We are very fortunate to have in our collection the daybooks of Ely Handy (1763-1812) and his son James Handy (1792-1868), both of whom practiced medicine in Westport MA. The books which date from 1790 – 1830, record the names of those who were treated and provide a fascinating glimpse into 19th century medicine.
You can view the index of names of patients

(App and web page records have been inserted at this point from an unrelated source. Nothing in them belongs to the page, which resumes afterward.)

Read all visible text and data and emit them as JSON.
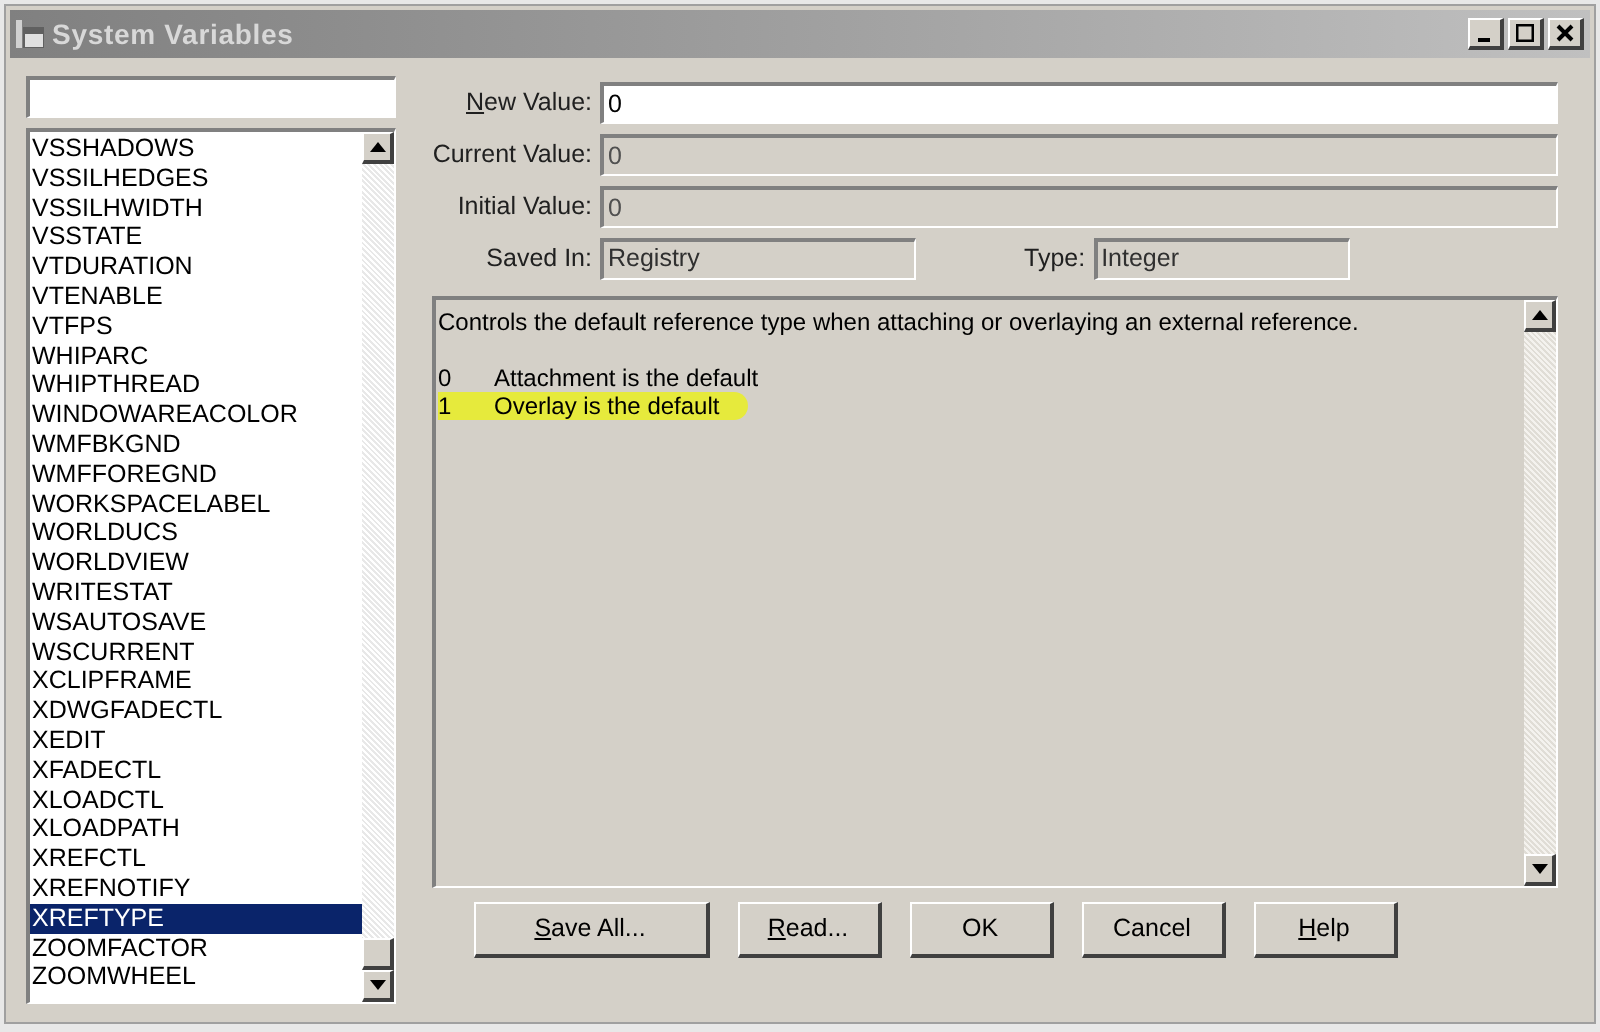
{
  "window": {
    "title": "System Variables"
  },
  "variables": [
    {
      "name": "VSSHADOWS",
      "selected": false
    },
    {
      "name": "VSSILHEDGES",
      "selected": false
    },
    {
      "name": "VSSILHWIDTH",
      "selected": false
    },
    {
      "name": "VSSTATE",
      "selected": false
    },
    {
      "name": "VTDURATION",
      "selected": false
    },
    {
      "name": "VTENABLE",
      "selected": false
    },
    {
      "name": "VTFPS",
      "selected": false
    },
    {
      "name": "WHIPARC",
      "selected": false
    },
    {
      "name": "WHIPTHREAD",
      "selected": false
    },
    {
      "name": "WINDOWAREACOLOR",
      "selected": false
    },
    {
      "name": "WMFBKGND",
      "selected": false
    },
    {
      "name": "WMFFOREGND",
      "selected": false
    },
    {
      "name": "WORKSPACELABEL",
      "selected": false
    },
    {
      "name": "WORLDUCS",
      "selected": false
    },
    {
      "name": "WORLDVIEW",
      "selected": false
    },
    {
      "name": "WRITESTAT",
      "selected": false
    },
    {
      "name": "WSAUTOSAVE",
      "selected": false
    },
    {
      "name": "WSCURRENT",
      "selected": false
    },
    {
      "name": "XCLIPFRAME",
      "selected": false
    },
    {
      "name": "XDWGFADECTL",
      "selected": false
    },
    {
      "name": "XEDIT",
      "selected": false
    },
    {
      "name": "XFADECTL",
      "selected": false
    },
    {
      "name": "XLOADCTL",
      "selected": false
    },
    {
      "name": "XLOADPATH",
      "selected": false
    },
    {
      "name": "XREFCTL",
      "selected": false
    },
    {
      "name": "XREFNOTIFY",
      "selected": false
    },
    {
      "name": "XREFTYPE",
      "selected": true
    },
    {
      "name": "ZOOMFACTOR",
      "selected": false
    },
    {
      "name": "ZOOMWHEEL",
      "selected": false
    }
  ],
  "fields": [
    {
      "label": "New Value:",
      "mnemonic": true,
      "value": "0",
      "disabled": false
    },
    {
      "label": "Current Value:",
      "mnemonic": false,
      "value": "0",
      "disabled": true
    },
    {
      "label": "Initial Value:",
      "mnemonic": false,
      "value": "0",
      "disabled": true
    }
  ],
  "saved_in": {
    "label": "Saved In:",
    "value": "Registry"
  },
  "type": {
    "label": "Type:",
    "value": "Integer"
  },
  "description": {
    "text": "Controls the default reference type when attaching or overlaying an external reference.",
    "options": [
      {
        "code": "0",
        "text": "Attachment is the default",
        "highlighted": false
      },
      {
        "code": "1",
        "text": "Overlay is the default",
        "highlighted": true
      }
    ]
  },
  "buttons": [
    {
      "label": "Save All...",
      "mnemonic": true
    },
    {
      "label": "Read...",
      "mnemonic": true
    },
    {
      "label": "OK",
      "mnemonic": false
    },
    {
      "label": "Cancel",
      "mnemonic": false
    },
    {
      "label": "Help",
      "mnemonic": true
    }
  ]
}
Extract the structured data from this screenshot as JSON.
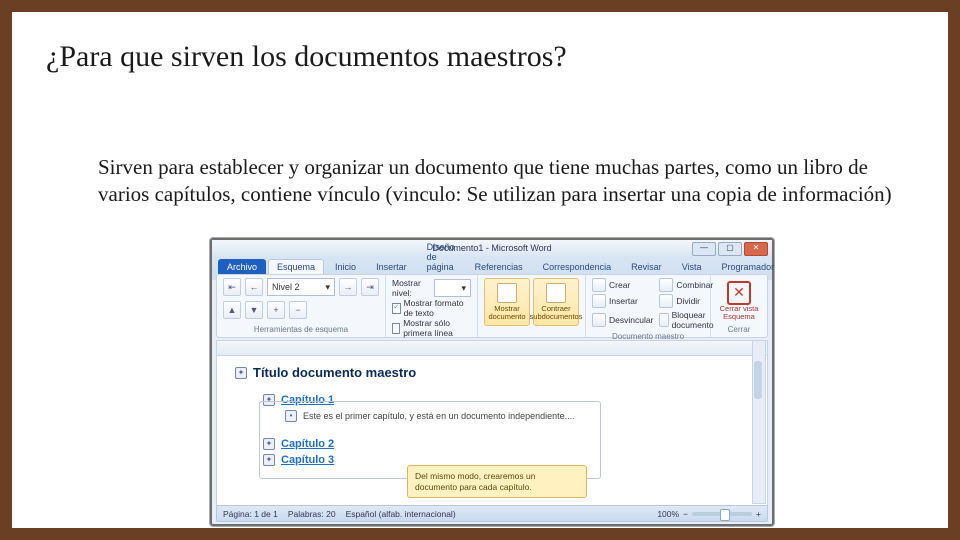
{
  "slide": {
    "title": "¿Para que sirven los documentos maestros?",
    "body": "Sirven para establecer y organizar un documento que tiene muchas partes, como un libro de varios capítulos, contiene vínculo (vinculo: Se utilizan para insertar una copia de información)"
  },
  "word": {
    "window_title": "Documento1 - Microsoft Word",
    "tabs": {
      "file": "Archivo",
      "outline": "Esquema",
      "home": "Inicio",
      "insert": "Insertar",
      "layout": "Diseño de página",
      "references": "Referencias",
      "mail": "Correspondencia",
      "review": "Revisar",
      "view": "Vista",
      "dev": "Programador"
    },
    "level_value": "Nivel 2",
    "show_level_label": "Mostrar nivel:",
    "chk_text_format": "Mostrar formato de texto",
    "chk_first_line": "Mostrar sólo primera línea",
    "group_tools": "Herramientas de esquema",
    "btn_show_doc": "Mostrar documento",
    "btn_collapse_sub": "Contraer subdocumentos",
    "master": {
      "create": "Crear",
      "insert": "Insertar",
      "merge": "Combinar",
      "split": "Dividir",
      "unlink": "Desvincular",
      "lock": "Bloquear documento"
    },
    "group_master": "Documento maestro",
    "close_outline": "Cerrar vista Esquema",
    "group_close": "Cerrar",
    "doc": {
      "title": "Título documento maestro",
      "ch1": "Capítulo 1",
      "ch1_sub": "Este es el primer capítulo, y está en un documento independiente....",
      "ch2": "Capítulo 2",
      "ch3": "Capítulo 3",
      "callout": "Del mismo modo, crearemos un documento para cada capítulo."
    },
    "status": {
      "page": "Página: 1 de 1",
      "words": "Palabras: 20",
      "lang": "Español (alfab. internacional)",
      "zoom": "100%"
    }
  }
}
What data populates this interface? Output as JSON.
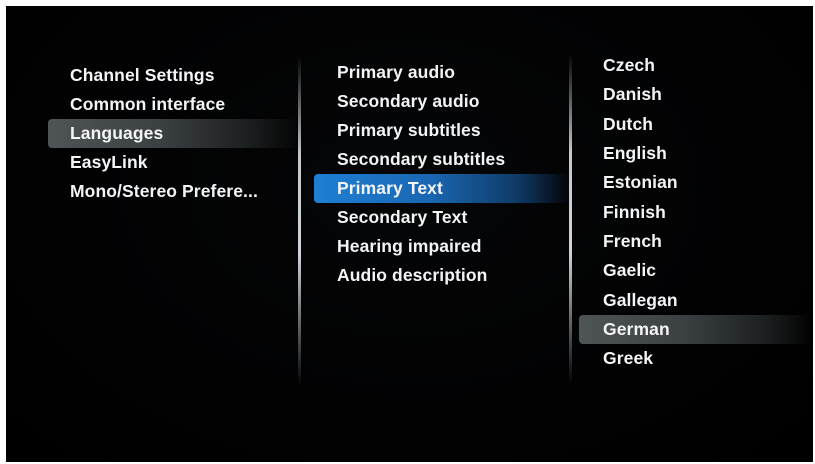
{
  "menu": {
    "column1": {
      "items": [
        "Channel Settings",
        "Common interface",
        "Languages",
        "EasyLink",
        "Mono/Stereo Prefere..."
      ],
      "selected_index": 2
    },
    "column2": {
      "items": [
        "Primary audio",
        "Secondary audio",
        "Primary subtitles",
        "Secondary subtitles",
        "Primary Text",
        "Secondary Text",
        "Hearing impaired",
        "Audio description"
      ],
      "selected_index": 4
    },
    "column3": {
      "items": [
        "Czech",
        "Danish",
        "Dutch",
        "English",
        "Estonian",
        "Finnish",
        "French",
        "Gaelic",
        "Gallegan",
        "German",
        "Greek"
      ],
      "selected_index": 9
    }
  },
  "colors": {
    "background": "#000000",
    "text": "#f3f4f6",
    "highlight_focus": "#1f7fd4",
    "highlight_path": "#4f5456"
  }
}
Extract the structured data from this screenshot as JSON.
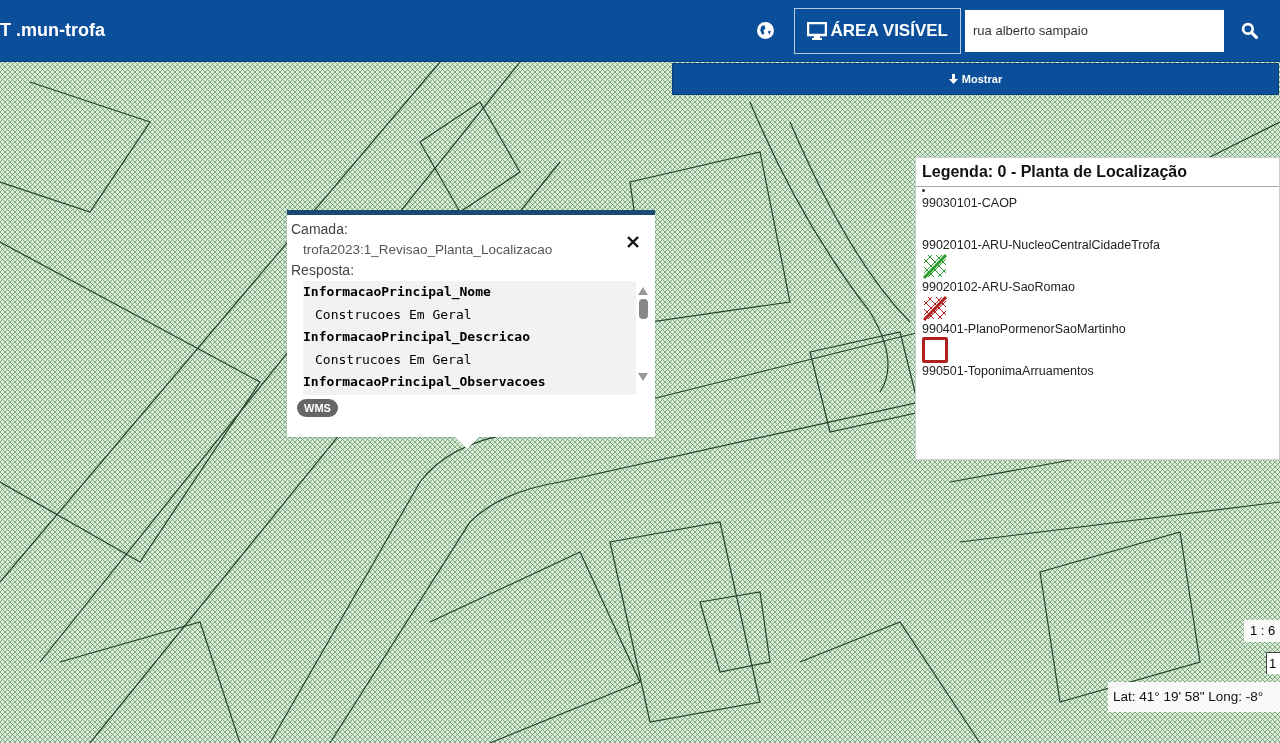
{
  "header": {
    "title": "T .mun-trofa",
    "view_button": "ÁREA VISÍVEL",
    "search": {
      "value": "rua alberto sampaio"
    }
  },
  "toggle_bar": {
    "label": "Mostrar"
  },
  "popup": {
    "layer_label": "Camada:",
    "layer": "trofa2023:1_Revisao_Planta_Localizacao",
    "response_label": "Resposta:",
    "fields": [
      {
        "kind": "key",
        "text": "InformacaoPrincipal_Nome"
      },
      {
        "kind": "value",
        "text": "Construcoes Em Geral"
      },
      {
        "kind": "key",
        "text": "InformacaoPrincipal_Descricao"
      },
      {
        "kind": "value",
        "text": "Construcoes Em Geral"
      },
      {
        "kind": "key",
        "text": "InformacaoPrincipal_Observacoes"
      }
    ],
    "badge": "WMS"
  },
  "legend": {
    "title": "Legenda: 0 - Planta de Localização",
    "items": [
      {
        "kind": "dot",
        "label": "99030101-CAOP"
      },
      {
        "label": "99020101-ARU-NucleoCentralCidadeTrofa"
      },
      {
        "kind": "hatch",
        "color": "#2e9e2e",
        "label": "99020102-ARU-SaoRomao"
      },
      {
        "kind": "hatch",
        "color": "#b02020",
        "label": "990401-PlanoPormenorSaoMartinho"
      },
      {
        "kind": "square",
        "color": "#b02020",
        "label": "990501-ToponimaArruamentos"
      }
    ]
  },
  "scale": {
    "text": "1 : 6",
    "text_2": "1"
  },
  "coordinates": "Lat: 41° 19' 58\" Long: -8°"
}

The treatments cost anywhere from $.25 for a simple mixtures like Jalap Calomel to $3 for the delivery of a child. The doctors made house calls. Early 19th century medicine did little to cure disease. Instead, drugs such as opium simply alleviated or masked symptoms. Doctors also sought to balance the “humors” — blood, phlegm, yellow bile and black bile. Many of the drugs prescribed by Doctor Handy induced sweating, vomiting, and bleeding in an attempt to cleanse the body. Opium was a common cure-all.
This is a page from Dr. Handy’s account book. Can you decipher some of the drugs? Look for:
- “Calomel” — a form of mercury that was often mixed with Jalap and also served as a laxative and cathartic)
“Spirits of Vitriol” — sulfuric acid mixed with alcohol to create ether, a painkiller; vitriol itself could also be used to burn away sores.
“Spanish fly” — a type of beetle. When crushed up, the chemicals in the fly cause the skin to blister up, which was considered a way to decrease humors and stimulate the muscles in order to fight disease.
Snake-Root, a very valuable medicine, in the weak and low condition, attendant on the latter stages of Fevers.
Chamomile Flowers for a weak stomach; make a tea of them by steeping a handful of them in a quart of boiling water and drink of it freely.
Essence of Peppermint relieves colicky and other pains in the bowels – cures seasickness – stops vomiting, and performs many other valuable things.
Rhubarb, an excellent purge and all the Fluxes of warm Climate.